Following another Trinidad and Tobago Red Steel defeat in the inaugural Limacol Caribbean Premier League, captain Dwayne Bravo is emphasising that he is still maturing in his role as a captain.
Bravo recently came in for some flak following disappointing home series against India, Sri Lanka and Pakistan, which also saw a dip in the all-rounder’s form. With fans mulling over his leadership qualities, Bravo made it clear: “I’m backing myself to do well as a captain of any team I lead.”
The most recent CPL loss to Jamaica Tallawahs has reignited talks over Bravo’s ability to captain, as Trinidad’s dismal form has been compounded by three consecutive losses.

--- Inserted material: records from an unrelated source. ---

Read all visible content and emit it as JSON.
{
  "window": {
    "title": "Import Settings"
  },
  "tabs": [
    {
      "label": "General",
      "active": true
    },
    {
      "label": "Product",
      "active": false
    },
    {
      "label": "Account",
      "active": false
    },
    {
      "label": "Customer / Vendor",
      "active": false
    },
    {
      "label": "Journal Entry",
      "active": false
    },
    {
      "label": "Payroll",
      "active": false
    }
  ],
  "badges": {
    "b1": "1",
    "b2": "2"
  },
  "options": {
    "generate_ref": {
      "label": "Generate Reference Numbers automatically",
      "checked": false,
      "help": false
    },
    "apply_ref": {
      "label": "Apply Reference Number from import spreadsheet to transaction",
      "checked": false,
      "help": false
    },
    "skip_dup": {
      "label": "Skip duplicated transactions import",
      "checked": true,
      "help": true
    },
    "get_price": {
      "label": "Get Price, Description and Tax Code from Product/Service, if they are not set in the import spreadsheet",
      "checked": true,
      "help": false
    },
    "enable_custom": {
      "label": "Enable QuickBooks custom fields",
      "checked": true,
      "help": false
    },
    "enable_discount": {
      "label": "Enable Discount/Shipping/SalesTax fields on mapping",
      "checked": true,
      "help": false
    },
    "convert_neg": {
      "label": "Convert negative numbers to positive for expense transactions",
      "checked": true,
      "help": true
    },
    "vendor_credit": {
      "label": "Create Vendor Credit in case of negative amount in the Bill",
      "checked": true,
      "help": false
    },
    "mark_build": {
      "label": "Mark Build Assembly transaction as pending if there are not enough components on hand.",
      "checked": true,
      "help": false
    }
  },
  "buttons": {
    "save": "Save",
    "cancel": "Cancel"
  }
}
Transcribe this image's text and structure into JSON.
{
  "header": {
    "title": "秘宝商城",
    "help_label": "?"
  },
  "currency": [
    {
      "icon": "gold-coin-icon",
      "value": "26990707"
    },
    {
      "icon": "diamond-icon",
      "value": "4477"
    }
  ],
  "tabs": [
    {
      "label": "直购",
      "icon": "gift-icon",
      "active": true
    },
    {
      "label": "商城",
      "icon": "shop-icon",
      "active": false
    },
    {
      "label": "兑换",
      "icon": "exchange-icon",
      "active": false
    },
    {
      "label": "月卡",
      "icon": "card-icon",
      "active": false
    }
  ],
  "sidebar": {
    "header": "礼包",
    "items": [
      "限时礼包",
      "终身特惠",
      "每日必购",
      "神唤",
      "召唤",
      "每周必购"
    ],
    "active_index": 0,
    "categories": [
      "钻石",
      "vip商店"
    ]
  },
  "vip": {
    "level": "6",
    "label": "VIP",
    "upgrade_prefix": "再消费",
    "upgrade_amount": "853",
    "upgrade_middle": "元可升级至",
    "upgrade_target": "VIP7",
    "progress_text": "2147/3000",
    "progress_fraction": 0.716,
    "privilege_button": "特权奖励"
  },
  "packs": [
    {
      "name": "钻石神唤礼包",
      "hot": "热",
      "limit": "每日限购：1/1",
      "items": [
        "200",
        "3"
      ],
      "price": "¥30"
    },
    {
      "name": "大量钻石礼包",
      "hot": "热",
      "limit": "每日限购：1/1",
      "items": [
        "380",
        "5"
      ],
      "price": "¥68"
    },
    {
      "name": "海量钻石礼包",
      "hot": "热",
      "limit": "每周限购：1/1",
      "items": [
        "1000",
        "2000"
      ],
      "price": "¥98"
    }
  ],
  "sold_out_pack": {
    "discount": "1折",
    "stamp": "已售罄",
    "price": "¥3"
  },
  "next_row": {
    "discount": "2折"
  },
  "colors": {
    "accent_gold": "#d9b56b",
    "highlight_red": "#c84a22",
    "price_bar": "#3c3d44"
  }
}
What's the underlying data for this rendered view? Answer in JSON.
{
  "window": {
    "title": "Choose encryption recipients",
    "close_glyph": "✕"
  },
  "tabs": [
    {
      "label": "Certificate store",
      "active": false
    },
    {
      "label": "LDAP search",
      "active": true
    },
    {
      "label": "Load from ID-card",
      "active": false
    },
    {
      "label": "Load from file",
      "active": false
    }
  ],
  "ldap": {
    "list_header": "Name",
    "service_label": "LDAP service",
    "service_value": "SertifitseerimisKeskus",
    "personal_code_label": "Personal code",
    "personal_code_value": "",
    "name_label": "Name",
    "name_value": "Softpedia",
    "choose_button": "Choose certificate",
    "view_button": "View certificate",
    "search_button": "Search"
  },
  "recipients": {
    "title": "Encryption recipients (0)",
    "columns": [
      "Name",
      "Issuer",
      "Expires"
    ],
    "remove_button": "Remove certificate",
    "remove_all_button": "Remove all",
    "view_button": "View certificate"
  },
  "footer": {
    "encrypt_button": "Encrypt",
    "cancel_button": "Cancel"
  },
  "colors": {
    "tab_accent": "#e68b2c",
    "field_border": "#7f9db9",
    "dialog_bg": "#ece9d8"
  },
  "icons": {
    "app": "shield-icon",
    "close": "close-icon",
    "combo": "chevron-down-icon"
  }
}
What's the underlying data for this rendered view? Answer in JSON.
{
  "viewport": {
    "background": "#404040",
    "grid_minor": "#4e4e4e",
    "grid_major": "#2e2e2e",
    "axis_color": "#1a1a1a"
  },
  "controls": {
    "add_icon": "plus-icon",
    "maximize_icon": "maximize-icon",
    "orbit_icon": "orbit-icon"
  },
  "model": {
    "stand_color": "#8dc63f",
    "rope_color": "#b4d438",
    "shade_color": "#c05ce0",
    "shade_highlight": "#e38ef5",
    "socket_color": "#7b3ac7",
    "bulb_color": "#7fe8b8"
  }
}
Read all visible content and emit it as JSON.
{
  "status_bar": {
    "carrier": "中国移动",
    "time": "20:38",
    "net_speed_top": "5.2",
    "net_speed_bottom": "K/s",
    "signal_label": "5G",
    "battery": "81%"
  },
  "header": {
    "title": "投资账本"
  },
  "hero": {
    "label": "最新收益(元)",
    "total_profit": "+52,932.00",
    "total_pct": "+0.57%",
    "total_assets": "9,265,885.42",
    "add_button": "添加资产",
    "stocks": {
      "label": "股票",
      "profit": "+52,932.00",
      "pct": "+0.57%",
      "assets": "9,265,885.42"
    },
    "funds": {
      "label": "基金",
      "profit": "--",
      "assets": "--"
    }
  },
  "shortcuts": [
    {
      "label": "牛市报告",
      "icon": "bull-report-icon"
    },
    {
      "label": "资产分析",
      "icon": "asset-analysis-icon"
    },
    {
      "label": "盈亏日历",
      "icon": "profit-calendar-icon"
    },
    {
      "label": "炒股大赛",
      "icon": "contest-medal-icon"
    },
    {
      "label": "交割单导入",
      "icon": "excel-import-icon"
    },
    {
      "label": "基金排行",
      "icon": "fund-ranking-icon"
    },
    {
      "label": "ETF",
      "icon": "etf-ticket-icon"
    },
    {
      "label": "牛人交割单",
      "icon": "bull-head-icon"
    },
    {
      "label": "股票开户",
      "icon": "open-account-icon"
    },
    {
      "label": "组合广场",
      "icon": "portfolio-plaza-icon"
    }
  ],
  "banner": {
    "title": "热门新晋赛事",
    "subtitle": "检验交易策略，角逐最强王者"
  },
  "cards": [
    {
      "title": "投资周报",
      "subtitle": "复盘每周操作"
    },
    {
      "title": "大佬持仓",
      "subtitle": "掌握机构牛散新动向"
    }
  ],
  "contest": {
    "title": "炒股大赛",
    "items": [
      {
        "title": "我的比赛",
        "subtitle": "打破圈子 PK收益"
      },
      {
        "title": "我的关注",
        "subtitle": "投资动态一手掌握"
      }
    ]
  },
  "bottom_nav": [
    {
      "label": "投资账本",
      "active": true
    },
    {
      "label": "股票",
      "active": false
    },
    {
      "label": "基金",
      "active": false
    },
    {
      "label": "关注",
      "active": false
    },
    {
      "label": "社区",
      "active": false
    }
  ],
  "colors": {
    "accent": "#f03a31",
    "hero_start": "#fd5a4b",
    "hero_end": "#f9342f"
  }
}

“I know fans in the region, and in Trinidad, may be questioning my ability to lead, but I ask them to bear with me. I’m growing as a captain. I see it as a learning curve and a patient process. It’s not easy to adapt but I am trying. I’m confident I’m the man to do the job and I just need folks to rally around me.”
In Jamaica’s five-run victory, Bravo bowled the 19th over and was slaughtered by Vernon Philander and Danza Hyatt for 26, when the likes of Samuel Badree (0 for 7 in two overs) and Suliemann Benn (0 for 12 in two overs) were expected to finish at the death of the innings.
“I know we have good bowlers but I had good figures up until that point and I was confident as the most experienced bowler. I’ve been in this pressure situation many times [before] and pulled it off, but unfortunately today, it didn’t work out. If we had won the game, people wouldn’t be talking about the over, but we lost so it stands out more,” he admitted.
“I’ll accept responsibility. I have to work on my bowling because it’s been letting me down recently, but today I was glad to give a good batting display.”
Bravo confessed that he would remain undaunted in his capacity to deliver.
“80 per cent of the fans will be for you when you’re going through a rough patch. The other 20 per cent would say otherwise, but I just need a win and some good individual performances to convince everyone otherwise.
“Everyone has ups and downs as captain — Brian Lara, Sachin Tendulkar and even Ricky Ponting, when he lost Glenn McGrath and Shane Warne to retirement. But history doesn’t remember those periods as much, it remembers they were great captains. I aspire to be that same thing,” professed Bravo rather dejectedly.
The loss exacerbated a miserable start by Bravo’s unit, but he ensured that he was ready to make changes, reassess and lead the right eleven out in the future. He did say that it was frustrating coming off the heels of some off-key West Indies performances of late. However, he indicated that his role as mentor to the younger players was not deterred. Nicholas Pooran, who turned in another elegant cameo against Jamaica Tallawahs, is a player he wants to groom.
“He has the ability and talent [and I] can see him become the next Kieron Pollard. I’m the captain and I would like to see Nicholas continue playing his natural game, freely and organically, and we’ll guide him. This keeps him grounded and we should support players like this. He can bat both left and right-handed, and I’m urging him to show this at some point in the CPL. I’m there to encourage youngsters to give it their all.
“A captain is as good as his team. I am aiming to improve for my franchise and the West Indies. It’s a dream come true to lead my country and the West Indies, ever since I was a little kid. But I wasn’t groomed in my career to lead. I’ve been learning through playing and it’s been challenging. But I’m gathering experience and I’m hoping for support from the regional fans. I know I’ll win you over and bring joy to you soon.” (cricinfo)